- Do you have the resources (time, energy, or finances) to spare? “Anyone who does not provide for their relatives, and especially for their own household, has denied the faith and is worse than an unbeliever” (1 Tim. 5:8).
- Do they have skin in the game? “When we were with you, we gave you this rule: ‘The one who is unwilling to work shall not eat’ ” (2 Thess. 3:10).
- Will you feel cheerful if you say yes? “Each of you should give what you have decided in your heart to give, not reluctantly or under compulsion, for God loves a cheerful giver” (2 Cor. 9:7).
- Is the outcome increased autonomy or increased dependency? “The leech has two daughters. ‘Give! Give!’ they cry. There are three things that are never satisfied, four that never say, ‘Enough!’ ” (Prov. 30:15).
However, as long as you are in balance, remember this principle: when we give of ourselves, expecting nothing, we receive much more than we ever thought possible.
We are to be generous and sacrificial in transferring relational nutrients to those who are in need. And we are to practice responsibility so that we can continue giving for a lifetime.
Adapted from People Fuel: Fill Your Tank for Life, Love, and Leadership by Dr. John Townsend. Click here to learn more about this title.
Full of stories, clinical advice, and accessible takeaways, People Fuel outlines the twenty-two relational nutrients we all need to cultivate good relationships that provide energy, focus, and the support you need to succeed.
We all need more energy, the vitality that helps us stay motivated, focused and productive in life.
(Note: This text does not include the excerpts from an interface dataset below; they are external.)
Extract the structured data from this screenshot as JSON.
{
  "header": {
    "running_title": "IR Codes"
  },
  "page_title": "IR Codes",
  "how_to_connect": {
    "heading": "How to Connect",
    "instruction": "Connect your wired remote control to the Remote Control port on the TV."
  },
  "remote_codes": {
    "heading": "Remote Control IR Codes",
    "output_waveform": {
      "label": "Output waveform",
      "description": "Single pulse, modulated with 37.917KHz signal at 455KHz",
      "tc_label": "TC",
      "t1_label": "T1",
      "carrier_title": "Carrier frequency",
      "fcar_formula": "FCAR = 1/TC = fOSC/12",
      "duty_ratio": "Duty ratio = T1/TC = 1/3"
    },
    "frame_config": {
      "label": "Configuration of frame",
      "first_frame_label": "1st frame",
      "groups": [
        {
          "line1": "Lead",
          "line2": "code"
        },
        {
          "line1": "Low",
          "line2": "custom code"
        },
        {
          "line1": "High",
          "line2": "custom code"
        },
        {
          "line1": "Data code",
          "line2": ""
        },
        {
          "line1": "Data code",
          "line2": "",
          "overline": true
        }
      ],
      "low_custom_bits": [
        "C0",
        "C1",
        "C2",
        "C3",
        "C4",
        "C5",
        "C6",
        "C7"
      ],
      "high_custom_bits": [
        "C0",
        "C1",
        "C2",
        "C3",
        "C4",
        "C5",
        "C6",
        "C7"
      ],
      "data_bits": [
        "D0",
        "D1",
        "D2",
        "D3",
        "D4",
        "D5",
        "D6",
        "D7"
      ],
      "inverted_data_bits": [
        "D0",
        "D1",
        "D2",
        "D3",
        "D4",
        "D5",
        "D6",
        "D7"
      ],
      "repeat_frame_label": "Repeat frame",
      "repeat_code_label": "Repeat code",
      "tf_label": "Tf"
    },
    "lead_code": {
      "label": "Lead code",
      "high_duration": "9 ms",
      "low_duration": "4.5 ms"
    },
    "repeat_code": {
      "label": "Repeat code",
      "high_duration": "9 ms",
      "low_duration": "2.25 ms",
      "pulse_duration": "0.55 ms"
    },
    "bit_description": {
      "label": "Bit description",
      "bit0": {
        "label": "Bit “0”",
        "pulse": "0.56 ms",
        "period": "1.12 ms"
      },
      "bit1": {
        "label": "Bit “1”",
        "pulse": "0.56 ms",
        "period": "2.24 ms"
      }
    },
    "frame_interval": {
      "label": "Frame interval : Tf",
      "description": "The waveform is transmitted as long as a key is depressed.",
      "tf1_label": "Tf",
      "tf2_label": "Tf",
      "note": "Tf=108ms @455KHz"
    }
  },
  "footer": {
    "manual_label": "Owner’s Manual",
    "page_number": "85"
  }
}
We know we receive energy from good nutrition, along with working out, adequate sleep and maintaining positivity. But there is another major source for the energy we need: having the right kinds of relationships with others. Not the ones that drain us, but the ones that refuel us.
In his new book, Dr. John Townsend, psychologist, leadership expert and coauthor of The New York Times bestselling Boundaries, shows you how we need the fuel of “Relational Nutrients” from others, and, in turn we can then provide them to others.
Our bodies require physical nutrients to stay healthy. If we don’t take enough iron, we can develop anemia. Too little calcium can lead to bone disease. In the same way, John identifies the key Relational Nutrients that we need. As we experience these critical elements from others, we grow mentally and emotionally more sharp and healthy. And as we give these elements back, others benefit as well.
Finally, Dr. Townsend details the specific types of people who can either be energy sources or energy drains, and gives concrete steps to help you cultivate relationships with those who will help you be all you were meant to be.
Dr. John Townsend is a nationally-known leadership consultant, psychologist, and New York Times bestselling author. John is the founder of the Townsend Institute for Leadership and Counseling, and the Townsend Leadership Program, which is a nationwide system of leadership training groups. He developed the online digital platform TownsendNOW, and the online assessment tool TPRAT. Dr. Townsend travels extensively for corporate consulting, speaking, and helping develop leaders, their teams and their families. He and his wife, Barbi, live in Newport Beach, California, and have two sons, Ricky and Benny. Visit DrTownsend.com to learn more.